- [Problem details]:
Produce a copy of every line in the records that holds the string "title".

- [Data provided]:

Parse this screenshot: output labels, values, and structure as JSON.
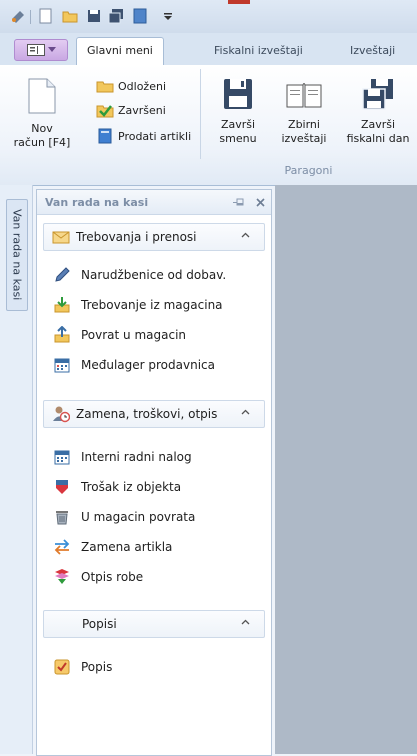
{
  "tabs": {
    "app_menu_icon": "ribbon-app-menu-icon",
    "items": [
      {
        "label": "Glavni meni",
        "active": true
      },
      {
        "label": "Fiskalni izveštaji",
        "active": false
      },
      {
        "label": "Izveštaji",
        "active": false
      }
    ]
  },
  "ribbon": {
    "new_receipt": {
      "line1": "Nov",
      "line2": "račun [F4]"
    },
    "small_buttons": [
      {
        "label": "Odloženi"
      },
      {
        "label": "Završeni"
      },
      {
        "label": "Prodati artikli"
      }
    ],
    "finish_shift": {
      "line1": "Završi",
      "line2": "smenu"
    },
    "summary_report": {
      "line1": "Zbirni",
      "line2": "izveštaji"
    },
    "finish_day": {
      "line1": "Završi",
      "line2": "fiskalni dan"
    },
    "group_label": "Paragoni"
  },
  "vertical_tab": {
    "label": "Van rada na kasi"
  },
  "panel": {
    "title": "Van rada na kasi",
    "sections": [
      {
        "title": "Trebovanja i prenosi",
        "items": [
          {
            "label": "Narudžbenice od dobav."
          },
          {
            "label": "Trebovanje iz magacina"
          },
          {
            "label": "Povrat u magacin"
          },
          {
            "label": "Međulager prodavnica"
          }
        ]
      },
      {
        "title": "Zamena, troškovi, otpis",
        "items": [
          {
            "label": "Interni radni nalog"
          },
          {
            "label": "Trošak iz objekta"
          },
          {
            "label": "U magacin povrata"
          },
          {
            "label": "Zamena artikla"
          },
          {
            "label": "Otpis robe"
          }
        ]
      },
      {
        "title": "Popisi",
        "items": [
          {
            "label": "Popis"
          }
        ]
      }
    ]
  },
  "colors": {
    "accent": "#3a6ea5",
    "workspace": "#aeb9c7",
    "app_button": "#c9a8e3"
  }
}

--

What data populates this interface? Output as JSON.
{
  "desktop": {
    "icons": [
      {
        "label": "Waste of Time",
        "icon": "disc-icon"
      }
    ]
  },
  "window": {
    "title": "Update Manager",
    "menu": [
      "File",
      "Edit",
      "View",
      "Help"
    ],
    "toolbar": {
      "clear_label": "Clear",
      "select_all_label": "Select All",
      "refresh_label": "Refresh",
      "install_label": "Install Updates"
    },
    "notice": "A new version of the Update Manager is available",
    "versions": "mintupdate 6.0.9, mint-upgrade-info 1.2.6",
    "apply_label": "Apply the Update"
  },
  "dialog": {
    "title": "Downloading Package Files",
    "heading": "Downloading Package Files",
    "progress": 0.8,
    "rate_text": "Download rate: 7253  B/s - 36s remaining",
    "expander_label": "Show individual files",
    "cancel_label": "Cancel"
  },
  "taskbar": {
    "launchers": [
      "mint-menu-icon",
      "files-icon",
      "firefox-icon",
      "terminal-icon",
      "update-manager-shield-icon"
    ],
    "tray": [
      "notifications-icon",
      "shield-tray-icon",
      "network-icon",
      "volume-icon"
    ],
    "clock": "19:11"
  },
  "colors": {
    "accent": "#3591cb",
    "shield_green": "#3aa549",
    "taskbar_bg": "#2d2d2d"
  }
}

- [Output]:
    "title": "Van rada na kasi",
        "title": "Trebovanja i prenosi",
        "title": "Zamena, troškovi, otpis",
        "title": "Popisi",
    "title": "Update Manager",
    "title": "Downloading Package Files",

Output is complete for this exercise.